This is a tough question.
A 'second Iraq'?
Uber-blogger and political scientist Andrew Sullivan, originally a full-throated supporter of the Iraq invasion (he's since conceded his judgment was poor on that one), is opposed to the UN imposed no-fly zone over Libya and is horrified at the prospect of any Western troops on the ground. He writes his position this time is informed by what he sees as his failure of judgment in 2003.
In a recent post arguing against escalation – and in favor of giving sanctions and internal pressure time to pry Qaddafi from power – he reveals how much the ghost of Iraq haunts him. I've added the italics:
"So far it has done nothing to resolve the civil war except freezing it in place. But as a strategy, it inherently requires time to work – like the incremental but relentless isolation of Iran. [And since the alternative is either to abort the mission or escalate it into a second Iraq], Obama's patient minimalism is the best option we now have."
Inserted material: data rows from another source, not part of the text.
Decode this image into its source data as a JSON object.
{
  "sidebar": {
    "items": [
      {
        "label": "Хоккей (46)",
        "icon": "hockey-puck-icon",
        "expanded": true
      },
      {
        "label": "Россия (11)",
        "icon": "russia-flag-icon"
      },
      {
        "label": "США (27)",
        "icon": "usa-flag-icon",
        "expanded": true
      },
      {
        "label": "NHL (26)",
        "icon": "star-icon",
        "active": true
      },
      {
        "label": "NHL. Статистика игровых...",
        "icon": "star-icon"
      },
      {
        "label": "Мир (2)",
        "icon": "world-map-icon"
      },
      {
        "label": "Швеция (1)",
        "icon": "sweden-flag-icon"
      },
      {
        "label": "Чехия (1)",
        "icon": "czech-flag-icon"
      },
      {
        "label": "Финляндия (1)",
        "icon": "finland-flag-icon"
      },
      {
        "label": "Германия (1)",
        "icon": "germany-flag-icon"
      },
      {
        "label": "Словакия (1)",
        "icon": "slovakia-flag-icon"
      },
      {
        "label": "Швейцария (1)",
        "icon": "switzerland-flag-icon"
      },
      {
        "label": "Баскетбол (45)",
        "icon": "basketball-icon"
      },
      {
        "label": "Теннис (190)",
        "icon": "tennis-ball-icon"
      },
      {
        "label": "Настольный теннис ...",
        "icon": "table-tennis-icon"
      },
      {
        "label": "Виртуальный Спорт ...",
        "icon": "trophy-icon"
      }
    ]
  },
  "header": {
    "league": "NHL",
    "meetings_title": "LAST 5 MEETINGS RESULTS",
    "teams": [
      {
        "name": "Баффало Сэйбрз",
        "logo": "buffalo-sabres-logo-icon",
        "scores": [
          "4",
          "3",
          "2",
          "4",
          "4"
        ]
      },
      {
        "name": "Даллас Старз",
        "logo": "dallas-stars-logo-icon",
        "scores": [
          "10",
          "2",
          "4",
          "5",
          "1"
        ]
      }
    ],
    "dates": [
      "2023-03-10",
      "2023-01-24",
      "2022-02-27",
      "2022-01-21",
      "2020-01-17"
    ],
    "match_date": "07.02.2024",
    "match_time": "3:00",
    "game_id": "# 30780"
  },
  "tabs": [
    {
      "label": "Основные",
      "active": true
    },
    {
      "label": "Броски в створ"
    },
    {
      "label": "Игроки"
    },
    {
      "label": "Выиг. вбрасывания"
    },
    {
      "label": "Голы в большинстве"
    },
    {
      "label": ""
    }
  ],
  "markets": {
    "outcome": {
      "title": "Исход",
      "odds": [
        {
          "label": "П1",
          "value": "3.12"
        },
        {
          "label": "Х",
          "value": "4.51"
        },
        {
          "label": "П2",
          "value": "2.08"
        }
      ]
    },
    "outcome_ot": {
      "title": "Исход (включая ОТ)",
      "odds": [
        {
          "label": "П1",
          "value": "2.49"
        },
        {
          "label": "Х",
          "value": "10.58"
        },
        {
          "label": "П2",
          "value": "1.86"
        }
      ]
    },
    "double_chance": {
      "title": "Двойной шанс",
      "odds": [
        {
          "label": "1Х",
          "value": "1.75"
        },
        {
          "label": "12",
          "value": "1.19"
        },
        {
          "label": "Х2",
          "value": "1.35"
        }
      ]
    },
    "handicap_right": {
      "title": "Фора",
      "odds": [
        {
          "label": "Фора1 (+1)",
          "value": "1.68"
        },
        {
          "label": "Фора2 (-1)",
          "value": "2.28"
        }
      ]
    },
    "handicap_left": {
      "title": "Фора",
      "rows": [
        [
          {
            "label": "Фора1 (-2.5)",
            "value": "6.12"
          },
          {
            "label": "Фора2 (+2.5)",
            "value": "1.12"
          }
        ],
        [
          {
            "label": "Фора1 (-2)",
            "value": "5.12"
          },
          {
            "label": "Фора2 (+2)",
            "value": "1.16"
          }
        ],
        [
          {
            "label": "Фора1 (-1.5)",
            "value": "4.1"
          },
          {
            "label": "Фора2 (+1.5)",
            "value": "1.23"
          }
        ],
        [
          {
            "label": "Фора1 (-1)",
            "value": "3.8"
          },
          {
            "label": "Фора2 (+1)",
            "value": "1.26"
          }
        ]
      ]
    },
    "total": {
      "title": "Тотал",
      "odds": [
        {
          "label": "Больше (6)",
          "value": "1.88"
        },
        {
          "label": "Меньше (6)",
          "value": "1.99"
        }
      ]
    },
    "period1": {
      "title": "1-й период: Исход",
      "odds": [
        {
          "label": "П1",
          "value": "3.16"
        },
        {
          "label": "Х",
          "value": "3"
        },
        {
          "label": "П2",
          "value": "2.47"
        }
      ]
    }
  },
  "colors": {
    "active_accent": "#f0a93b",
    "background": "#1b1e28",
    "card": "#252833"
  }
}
It seems reasonable to me that there are many possible outcomes other than giving up or getting a "second Iraq." Libya, after all, is a far more homogeneous place, and intervention was spurred by a popular uprising that, when it realized it was no match for Qaddafi's tanks and jets, begged for international assistance.
Is it too late to help the rebels?
Col. (Ret.) Patrick Lang – a man whose career was shaped as a Special Forces officer in Vietnam, as a scholar of Arab culture who founded West Point's Arabic and Middle East program, and as a military intelligence officer in various Middle Eastern embassies and at the Defense Intelligence Agency in Washington – supports direct military training and assistance to Libya's rebels. (Lang was staunchly opposed to the Iraq invasion.)
He and other writers at his blog, Sic Semper Tyrannis – many of them, like him, former Special Forces officers who worked with indigenous militias in America's wars – have agreed with critics of the UN intervention that air power alone is unlikely to unseat Qaddafi. But that's led him to call for foreign trainers, which he's convinced could make a decisive difference for the rebellion.
"People live on the ground," Lang wrote yesterday. "Aviators do not live in the air, nor do sailors live in the sea. The people who are always the true objective of any armed conflict live in houses, tents, apartment buildings, etc. They and the land they live on are the objective, always. No matter how much you attack people from the air, someone must always advance and close with the enemy.... Six weeks have been wasted. I understand that both the French and the British will participate in this effort. Perhaps it is not too late."
Is the mission creeping? Yes, clearly. Is success guaranteed for the rebellion? Far from it. But the UK and France appear to be betting that a modicum of organization will do wonders for the so-far hapless rebel army.
IN PICTURES: Libya conflict